• [YOUR ASSIGNMENT]: Take each line of the data that contains the string "vistas" and copy it.

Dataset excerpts
○ ○ ○ ○ ○ ○ ○

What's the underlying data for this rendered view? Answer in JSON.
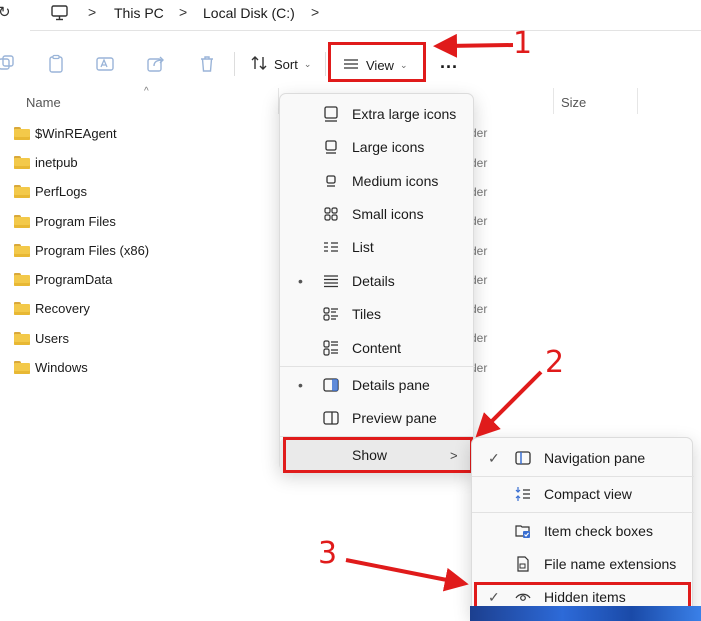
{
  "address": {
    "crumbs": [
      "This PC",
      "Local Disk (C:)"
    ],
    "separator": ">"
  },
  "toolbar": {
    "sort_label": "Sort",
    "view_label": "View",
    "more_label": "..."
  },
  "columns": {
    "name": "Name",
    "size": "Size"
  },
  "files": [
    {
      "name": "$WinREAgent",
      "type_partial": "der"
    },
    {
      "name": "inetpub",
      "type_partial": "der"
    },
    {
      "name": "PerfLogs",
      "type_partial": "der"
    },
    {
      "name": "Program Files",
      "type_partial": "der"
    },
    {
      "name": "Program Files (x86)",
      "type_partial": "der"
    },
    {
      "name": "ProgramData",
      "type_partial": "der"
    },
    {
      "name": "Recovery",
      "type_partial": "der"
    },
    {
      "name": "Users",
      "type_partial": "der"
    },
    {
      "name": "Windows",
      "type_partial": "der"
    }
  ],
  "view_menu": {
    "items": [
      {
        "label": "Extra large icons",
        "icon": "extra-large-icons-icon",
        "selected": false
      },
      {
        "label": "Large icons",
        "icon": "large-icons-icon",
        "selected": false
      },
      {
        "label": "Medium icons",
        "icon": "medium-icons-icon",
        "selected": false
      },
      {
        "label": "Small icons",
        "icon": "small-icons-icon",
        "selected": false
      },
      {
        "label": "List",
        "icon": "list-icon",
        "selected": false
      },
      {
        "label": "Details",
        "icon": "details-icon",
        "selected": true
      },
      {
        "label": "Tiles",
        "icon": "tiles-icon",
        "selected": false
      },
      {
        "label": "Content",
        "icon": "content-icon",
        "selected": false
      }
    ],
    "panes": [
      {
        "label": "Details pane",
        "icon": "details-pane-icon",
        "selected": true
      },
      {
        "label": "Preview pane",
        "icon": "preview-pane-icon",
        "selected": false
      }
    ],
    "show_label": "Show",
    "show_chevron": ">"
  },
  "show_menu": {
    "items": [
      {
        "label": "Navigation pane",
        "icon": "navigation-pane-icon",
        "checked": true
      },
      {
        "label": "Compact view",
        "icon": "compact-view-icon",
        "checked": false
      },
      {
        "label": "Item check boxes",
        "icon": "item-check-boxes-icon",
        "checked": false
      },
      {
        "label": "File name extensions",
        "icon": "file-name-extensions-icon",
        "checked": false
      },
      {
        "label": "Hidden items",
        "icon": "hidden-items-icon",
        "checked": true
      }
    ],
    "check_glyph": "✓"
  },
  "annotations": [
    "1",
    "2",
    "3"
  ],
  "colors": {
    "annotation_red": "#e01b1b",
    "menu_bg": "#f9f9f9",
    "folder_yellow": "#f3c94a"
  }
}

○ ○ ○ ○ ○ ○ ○

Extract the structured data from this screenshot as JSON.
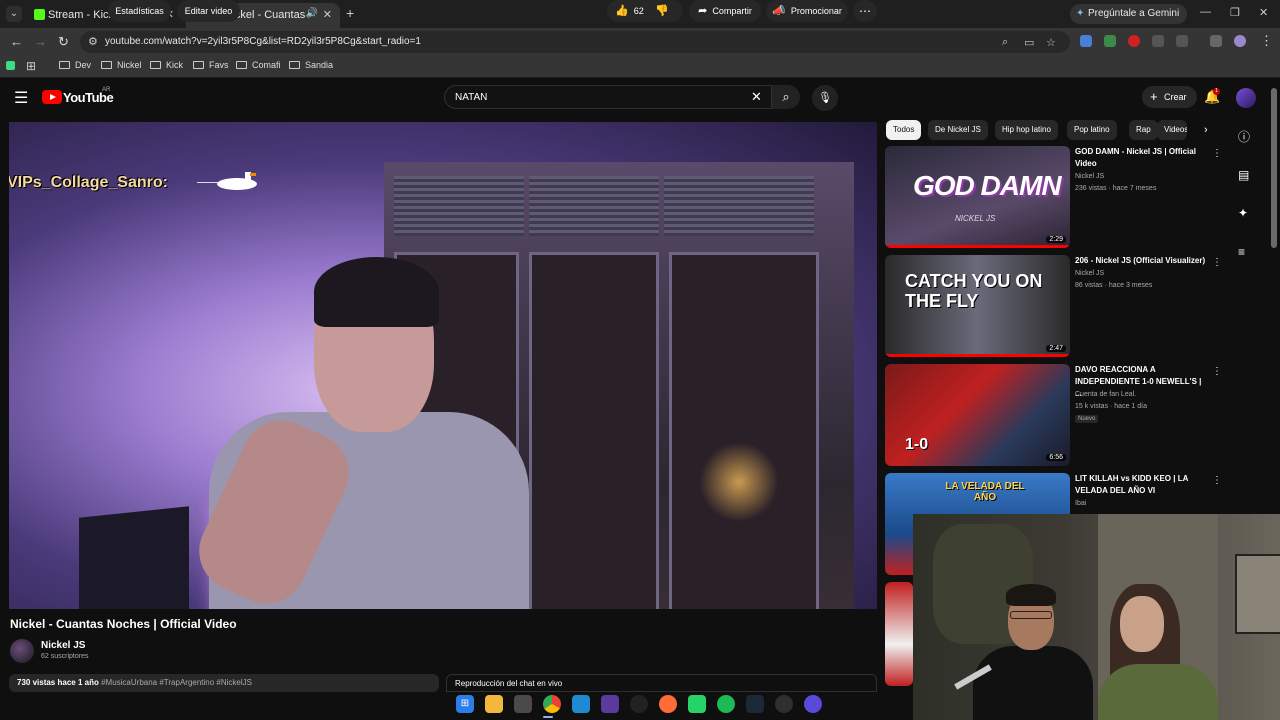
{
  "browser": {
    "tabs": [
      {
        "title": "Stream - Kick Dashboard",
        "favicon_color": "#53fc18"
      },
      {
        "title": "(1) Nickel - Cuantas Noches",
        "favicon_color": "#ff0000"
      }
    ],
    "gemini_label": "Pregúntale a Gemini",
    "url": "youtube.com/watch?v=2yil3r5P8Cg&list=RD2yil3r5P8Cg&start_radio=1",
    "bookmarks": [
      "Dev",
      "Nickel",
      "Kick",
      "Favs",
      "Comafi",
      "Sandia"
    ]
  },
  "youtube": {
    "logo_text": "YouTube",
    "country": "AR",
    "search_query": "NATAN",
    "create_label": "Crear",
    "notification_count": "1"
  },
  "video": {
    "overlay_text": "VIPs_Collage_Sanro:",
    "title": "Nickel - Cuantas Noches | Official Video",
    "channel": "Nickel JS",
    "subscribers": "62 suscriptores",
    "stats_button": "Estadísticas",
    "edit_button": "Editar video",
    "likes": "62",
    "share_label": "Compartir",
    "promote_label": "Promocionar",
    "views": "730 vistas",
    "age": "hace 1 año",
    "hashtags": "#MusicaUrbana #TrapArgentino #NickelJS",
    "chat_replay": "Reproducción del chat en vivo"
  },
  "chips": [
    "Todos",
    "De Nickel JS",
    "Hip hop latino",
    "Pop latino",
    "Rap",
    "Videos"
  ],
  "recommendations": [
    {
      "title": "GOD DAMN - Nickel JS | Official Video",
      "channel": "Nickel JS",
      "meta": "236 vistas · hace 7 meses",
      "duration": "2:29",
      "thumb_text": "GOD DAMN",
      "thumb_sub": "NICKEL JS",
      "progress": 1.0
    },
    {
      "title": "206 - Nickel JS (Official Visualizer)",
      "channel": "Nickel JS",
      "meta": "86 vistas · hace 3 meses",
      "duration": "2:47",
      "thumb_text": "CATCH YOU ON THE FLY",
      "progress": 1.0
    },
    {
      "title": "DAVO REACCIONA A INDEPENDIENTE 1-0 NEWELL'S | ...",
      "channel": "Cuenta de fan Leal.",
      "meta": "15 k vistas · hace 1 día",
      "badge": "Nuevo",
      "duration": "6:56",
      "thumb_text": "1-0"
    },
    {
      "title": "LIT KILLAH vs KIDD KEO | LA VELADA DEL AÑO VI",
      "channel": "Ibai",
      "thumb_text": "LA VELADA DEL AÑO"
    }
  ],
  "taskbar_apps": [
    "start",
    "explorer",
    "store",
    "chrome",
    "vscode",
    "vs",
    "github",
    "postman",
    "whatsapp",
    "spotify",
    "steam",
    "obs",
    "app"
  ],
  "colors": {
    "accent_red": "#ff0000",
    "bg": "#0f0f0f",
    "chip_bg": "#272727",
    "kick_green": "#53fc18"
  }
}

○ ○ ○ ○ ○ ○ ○

• [ANSWER TO THE EXERCISE]:
    "views": "730 vistas",
      "meta": "236 vistas · hace 7 meses",
      "meta": "86 vistas · hace 3 meses",
      "meta": "15 k vistas · hace 1 día",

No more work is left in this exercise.